Along with the engine rebuild, Ray decided to pull the body and do a restoration on the chassis. The interior also received a freshen-up, bringing the car up to snuff all around. But even though the car was now a show winner in every sense of the word, Ray didn’t baby the ride at all. He started hitting the local tracks with gusto, taking on the 1,320-foot strip whenever he had a spare moment. The car consistently ran mid-12s, which was pretty sweet, especially since the car looked like a show-stunner, and was even running DOT tires and a full exhaust system with mufflers.

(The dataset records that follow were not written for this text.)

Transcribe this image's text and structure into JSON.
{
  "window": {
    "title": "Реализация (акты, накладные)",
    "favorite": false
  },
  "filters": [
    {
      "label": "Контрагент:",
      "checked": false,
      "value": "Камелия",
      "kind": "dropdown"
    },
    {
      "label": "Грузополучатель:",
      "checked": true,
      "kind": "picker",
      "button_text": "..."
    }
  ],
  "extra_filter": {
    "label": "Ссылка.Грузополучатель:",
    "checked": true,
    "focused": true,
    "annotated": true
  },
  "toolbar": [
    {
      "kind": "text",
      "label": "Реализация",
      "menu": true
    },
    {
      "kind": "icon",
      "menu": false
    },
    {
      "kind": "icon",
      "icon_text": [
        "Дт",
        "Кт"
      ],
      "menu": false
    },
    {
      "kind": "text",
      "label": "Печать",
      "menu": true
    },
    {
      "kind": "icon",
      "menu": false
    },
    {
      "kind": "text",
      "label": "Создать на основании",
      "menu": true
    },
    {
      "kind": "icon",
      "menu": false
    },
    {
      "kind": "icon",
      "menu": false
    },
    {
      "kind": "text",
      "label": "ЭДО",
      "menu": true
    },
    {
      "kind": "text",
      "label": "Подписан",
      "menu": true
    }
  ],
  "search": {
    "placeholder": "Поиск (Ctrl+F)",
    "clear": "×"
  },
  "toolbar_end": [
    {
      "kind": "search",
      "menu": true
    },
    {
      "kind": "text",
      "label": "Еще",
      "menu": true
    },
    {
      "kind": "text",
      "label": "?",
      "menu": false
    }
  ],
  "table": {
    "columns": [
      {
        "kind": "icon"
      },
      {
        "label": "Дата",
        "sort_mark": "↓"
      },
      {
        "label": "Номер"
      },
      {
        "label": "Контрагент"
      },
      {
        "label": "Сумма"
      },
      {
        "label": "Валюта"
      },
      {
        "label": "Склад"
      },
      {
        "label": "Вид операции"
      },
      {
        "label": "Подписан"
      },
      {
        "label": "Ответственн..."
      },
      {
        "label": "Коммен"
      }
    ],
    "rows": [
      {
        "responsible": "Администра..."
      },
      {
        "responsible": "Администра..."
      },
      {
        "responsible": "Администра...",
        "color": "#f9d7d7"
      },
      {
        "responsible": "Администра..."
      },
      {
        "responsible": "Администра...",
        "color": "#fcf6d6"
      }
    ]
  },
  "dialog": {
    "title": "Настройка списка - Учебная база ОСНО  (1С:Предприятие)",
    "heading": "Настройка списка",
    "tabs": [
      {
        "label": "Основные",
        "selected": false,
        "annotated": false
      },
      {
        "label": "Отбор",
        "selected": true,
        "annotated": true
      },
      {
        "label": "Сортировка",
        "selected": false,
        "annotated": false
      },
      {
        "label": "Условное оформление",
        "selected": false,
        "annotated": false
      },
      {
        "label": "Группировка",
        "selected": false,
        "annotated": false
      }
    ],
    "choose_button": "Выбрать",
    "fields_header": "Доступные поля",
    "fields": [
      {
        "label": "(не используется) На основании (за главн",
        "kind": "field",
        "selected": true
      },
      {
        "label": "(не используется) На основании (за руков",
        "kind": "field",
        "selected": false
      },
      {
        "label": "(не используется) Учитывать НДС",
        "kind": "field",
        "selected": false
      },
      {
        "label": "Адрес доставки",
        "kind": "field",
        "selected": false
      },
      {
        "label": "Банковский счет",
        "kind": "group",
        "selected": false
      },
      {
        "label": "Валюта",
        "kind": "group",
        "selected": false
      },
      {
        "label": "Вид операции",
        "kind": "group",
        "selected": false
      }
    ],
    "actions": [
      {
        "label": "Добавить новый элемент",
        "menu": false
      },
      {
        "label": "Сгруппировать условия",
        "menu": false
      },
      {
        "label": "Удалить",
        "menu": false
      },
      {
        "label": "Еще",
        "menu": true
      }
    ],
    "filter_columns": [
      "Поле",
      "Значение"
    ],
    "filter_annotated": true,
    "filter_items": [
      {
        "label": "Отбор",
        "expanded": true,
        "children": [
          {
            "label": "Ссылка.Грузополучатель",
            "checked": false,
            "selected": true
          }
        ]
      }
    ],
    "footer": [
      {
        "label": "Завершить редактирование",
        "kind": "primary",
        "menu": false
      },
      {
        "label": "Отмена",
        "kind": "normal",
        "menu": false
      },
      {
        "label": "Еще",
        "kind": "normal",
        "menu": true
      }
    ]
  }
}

Ray’s Vette was always driven to the track, never towed. It was super reliable, though he did go through quite a few axles with the car. After several breakdowns on the strip, he removed the OEM unit, rebuilt it, and stored it away. In its place he built up a solid Ford 9-inch rear that he pulled from a 1971 Mustang Mach 1. He just needed to move the spring perches to make it fit properly. It sports 4.11 gears, a Detroit Locker and Moser axles. A set of beefed-up South Side Machine traction bars tie it all together. This setup has proven bulletproof, as even heavy-footed Ray hasn’t been able to break this back-end up … yet.
Over the years the wheels have changed; it has gone from a set of Cragars to the current Torq-Thrusts shod in piecrust cheaters out back. The headers he installed when he dropped in the 350 were taken out and powdercoated white to look like the pieces that were on the car when he bought it. The car has now been retired from drag racing, but Ray drives it often when the weather permits. All of Ray’s three sons enjoyed riding in the Vette over the years, and his youngest is following in his dad’s footsteps when it comes to Corvettes. However, he finds the cockpit a little tight for his 6-foot 6-inch frame.
Both Ray and his ride turned 60 last year and both are holding up pretty well for their six decades of time on this planet. They met when they were both teenagers and have grown together and changed over time … but they are still a fearsome-twosome that can never be torn apart. This 1956 is a time machine of sorts; a hopped-up C1 ride that brings his owner back to his teens every time he slides behind the wheel.